A visit to the Post Office used to be as American as white bread. As hospitable as the Red Cross. A ray of sunshine on a cloudy day. I could always count on friendly, helpful folks who might even know my first name, mailing preferences and when I needed a new book of stamps.
A typical conversation with the smiling faces behind the postal counter a couple of decades ago might go like this:
Cheerful and Upbeat Postal Employee: “Hi there, Kerry! Isn’t the weather beautiful today! I am so happy to serve you! What’ll it be?”
Me: Overwhelmed with bonhomie (look it up) and flushed with pleasure to be welcomed with such bright and chirpy enthusiasm, (to those of you that really hate enthusiasm, you may not want to finish reading this article because enthusiasm is a secondary theme here…); I respond, “Hi, ummm, Mr. Postal Person! I am glad to see you too! And yes, the weather is amazing today. I have here a package to mail (I sweetly extend the package for his perusal) and also, I need a book of stamps!
Cheerful and Upbeat Postal Employee: Retrieving the package, he turns it over carefully to see if everything is in order. “Hey, I see you missed a spot right here!
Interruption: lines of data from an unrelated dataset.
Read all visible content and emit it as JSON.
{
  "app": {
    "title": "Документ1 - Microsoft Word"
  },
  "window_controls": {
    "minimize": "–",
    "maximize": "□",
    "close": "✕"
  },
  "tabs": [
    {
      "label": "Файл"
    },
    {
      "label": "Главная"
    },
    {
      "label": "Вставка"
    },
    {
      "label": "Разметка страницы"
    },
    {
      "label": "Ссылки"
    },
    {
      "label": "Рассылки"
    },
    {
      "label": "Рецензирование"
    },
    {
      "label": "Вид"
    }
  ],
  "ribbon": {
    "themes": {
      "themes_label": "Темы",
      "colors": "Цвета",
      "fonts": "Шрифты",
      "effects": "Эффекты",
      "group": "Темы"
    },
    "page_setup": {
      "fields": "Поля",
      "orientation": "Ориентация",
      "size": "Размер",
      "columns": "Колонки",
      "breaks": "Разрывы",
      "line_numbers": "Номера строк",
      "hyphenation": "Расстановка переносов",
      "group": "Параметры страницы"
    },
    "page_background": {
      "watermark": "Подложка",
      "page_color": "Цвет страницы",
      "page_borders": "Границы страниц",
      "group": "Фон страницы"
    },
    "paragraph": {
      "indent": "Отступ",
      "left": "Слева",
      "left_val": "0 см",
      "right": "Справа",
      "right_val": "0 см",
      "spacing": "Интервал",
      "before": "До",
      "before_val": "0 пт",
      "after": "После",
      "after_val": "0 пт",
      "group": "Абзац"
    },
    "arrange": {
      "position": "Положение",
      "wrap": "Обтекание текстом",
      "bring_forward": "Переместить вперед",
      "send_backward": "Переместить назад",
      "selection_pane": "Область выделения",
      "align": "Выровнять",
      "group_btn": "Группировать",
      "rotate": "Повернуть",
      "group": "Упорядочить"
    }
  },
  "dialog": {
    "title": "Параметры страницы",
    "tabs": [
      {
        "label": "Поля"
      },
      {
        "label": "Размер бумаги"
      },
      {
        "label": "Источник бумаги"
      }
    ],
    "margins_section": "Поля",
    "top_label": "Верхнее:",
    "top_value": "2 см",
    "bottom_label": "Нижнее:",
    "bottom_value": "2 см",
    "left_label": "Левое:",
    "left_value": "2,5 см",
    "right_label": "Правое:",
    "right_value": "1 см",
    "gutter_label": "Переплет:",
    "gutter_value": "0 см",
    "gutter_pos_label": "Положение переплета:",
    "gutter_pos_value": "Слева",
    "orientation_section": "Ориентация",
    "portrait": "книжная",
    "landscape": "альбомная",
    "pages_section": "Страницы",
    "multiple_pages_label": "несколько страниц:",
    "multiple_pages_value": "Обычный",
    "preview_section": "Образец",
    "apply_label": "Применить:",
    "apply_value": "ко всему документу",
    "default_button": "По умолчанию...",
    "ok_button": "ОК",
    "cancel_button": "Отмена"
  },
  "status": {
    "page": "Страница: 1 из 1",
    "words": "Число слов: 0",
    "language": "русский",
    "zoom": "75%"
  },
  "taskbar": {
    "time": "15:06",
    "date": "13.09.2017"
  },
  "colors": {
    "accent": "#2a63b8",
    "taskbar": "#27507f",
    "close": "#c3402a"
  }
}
Uh, anything breakable in here?” I nod that no, there is not. “Okay, just a sec, (he grabs handy tape dispenser) and I will tape up that spot for ya! Heeeere you are, now will you be needin’ first class or parcel post?” Then, when he is absolutely sure my package is spiffed up and ready to hit the mailroom, he slaps postage on, whips out a book of stamps, and efficiently completes the transaction.
Me: “Wow! You are so upbeat and cheerful! It is such a pleasure walking into the Post Office!”
Cheerful and Upbeat Postal Employee: “I know! We are taught to be that way because you, the customer, are our pride and joy. Don’t ever forget that!” He beams at me and waves as I exit. I cannot wait for the next visit to the U.S. Post Office.
Over the past few years, I have noticed my joyful treks to the Post Office have been somewhat diminished by the demeanor behind the counter. The same postal scenario today might go like this: Continue reading